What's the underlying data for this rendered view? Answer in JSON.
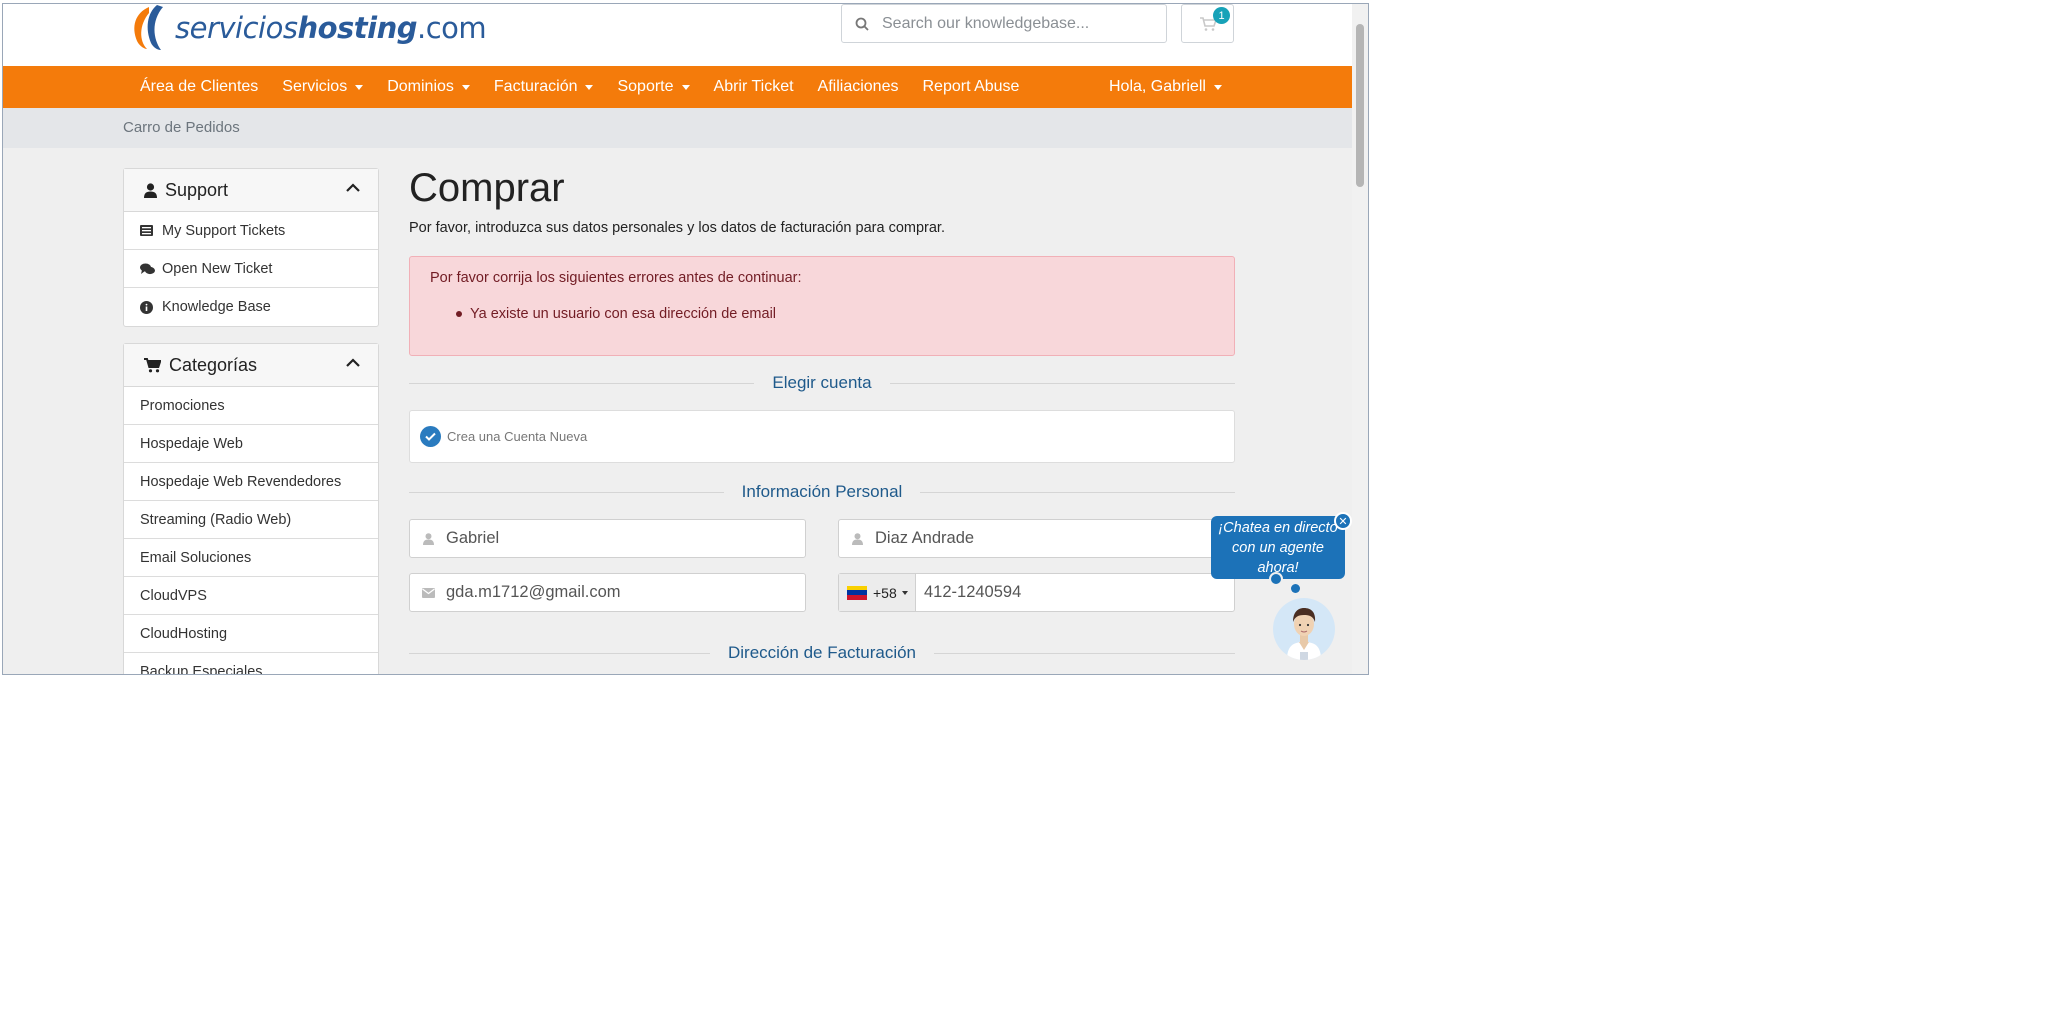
{
  "header": {
    "logo": {
      "part1": "servicios",
      "part2": "hosting",
      "part3": ".com"
    },
    "search": {
      "placeholder": "Search our knowledgebase..."
    },
    "cart": {
      "count": "1"
    }
  },
  "nav": {
    "items": [
      {
        "label": "Área de Clientes",
        "dropdown": false
      },
      {
        "label": "Servicios",
        "dropdown": true
      },
      {
        "label": "Dominios",
        "dropdown": true
      },
      {
        "label": "Facturación",
        "dropdown": true
      },
      {
        "label": "Soporte",
        "dropdown": true
      },
      {
        "label": "Abrir Ticket",
        "dropdown": false
      },
      {
        "label": "Afiliaciones",
        "dropdown": false
      },
      {
        "label": "Report Abuse",
        "dropdown": false
      }
    ],
    "user": "Hola, Gabriell"
  },
  "breadcrumb": "Carro de Pedidos",
  "sidebar": {
    "support": {
      "title": "Support",
      "items": [
        "My Support Tickets",
        "Open New Ticket",
        "Knowledge Base"
      ]
    },
    "categories": {
      "title": "Categorías",
      "items": [
        "Promociones",
        "Hospedaje Web",
        "Hospedaje Web Revendedores",
        "Streaming (Radio Web)",
        "Email Soluciones",
        "CloudVPS",
        "CloudHosting",
        "Backup Especiales"
      ]
    }
  },
  "main": {
    "title": "Comprar",
    "subtitle": "Por favor, introduzca sus datos personales y los datos de facturación para comprar.",
    "alert": {
      "heading": "Por favor corrija los siguientes errores antes de continuar:",
      "errors": [
        "Ya existe un usuario con esa dirección de email"
      ]
    },
    "account_section": "Elegir cuenta",
    "new_account_label": "Crea una Cuenta Nueva",
    "personal_section": "Información Personal",
    "first_name": "Gabriel",
    "last_name": "Diaz Andrade",
    "email": "gda.m1712@gmail.com",
    "phone_code": "+58",
    "phone": "412-1240594",
    "billing_section": "Dirección de Facturación"
  },
  "chat": {
    "text": "¡Chatea en directo con un agente ahora!"
  },
  "colors": {
    "nav": "#f47b0b",
    "brand_blue": "#2a5b9a",
    "alert_bg": "#f8d7da",
    "chat": "#1c72b8"
  }
}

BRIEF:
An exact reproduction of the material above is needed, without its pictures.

EXERCISE OUTPUT:
What's the underlying data for this rendered view? Answer in JSON.
{
  "header": {
    "logo": {
      "part1": "servicios",
      "part2": "hosting",
      "part3": ".com"
    },
    "search": {
      "placeholder": "Search our knowledgebase..."
    },
    "cart": {
      "count": "1"
    }
  },
  "nav": {
    "items": [
      {
        "label": "Área de Clientes",
        "dropdown": false
      },
      {
        "label": "Servicios",
        "dropdown": true
      },
      {
        "label": "Dominios",
        "dropdown": true
      },
      {
        "label": "Facturación",
        "dropdown": true
      },
      {
        "label": "Soporte",
        "dropdown": true
      },
      {
        "label": "Abrir Ticket",
        "dropdown": false
      },
      {
        "label": "Afiliaciones",
        "dropdown": false
      },
      {
        "label": "Report Abuse",
        "dropdown": false
      }
    ],
    "user": "Hola, Gabriell"
  },
  "breadcrumb": "Carro de Pedidos",
  "sidebar": {
    "support": {
      "title": "Support",
      "items": [
        "My Support Tickets",
        "Open New Ticket",
        "Knowledge Base"
      ]
    },
    "categories": {
      "title": "Categorías",
      "items": [
        "Promociones",
        "Hospedaje Web",
        "Hospedaje Web Revendedores",
        "Streaming (Radio Web)",
        "Email Soluciones",
        "CloudVPS",
        "CloudHosting",
        "Backup Especiales"
      ]
    }
  },
  "main": {
    "title": "Comprar",
    "subtitle": "Por favor, introduzca sus datos personales y los datos de facturación para comprar.",
    "alert": {
      "heading": "Por favor corrija los siguientes errores antes de continuar:",
      "errors": [
        "Ya existe un usuario con esa dirección de email"
      ]
    },
    "account_section": "Elegir cuenta",
    "new_account_label": "Crea una Cuenta Nueva",
    "personal_section": "Información Personal",
    "first_name": "Gabriel",
    "last_name": "Diaz Andrade",
    "email": "gda.m1712@gmail.com",
    "phone_code": "+58",
    "phone": "412-1240594",
    "billing_section": "Dirección de Facturación"
  },
  "chat": {
    "text": "¡Chatea en directo con un agente ahora!"
  },
  "colors": {
    "nav": "#f47b0b",
    "brand_blue": "#2a5b9a",
    "alert_bg": "#f8d7da",
    "chat": "#1c72b8"
  }
}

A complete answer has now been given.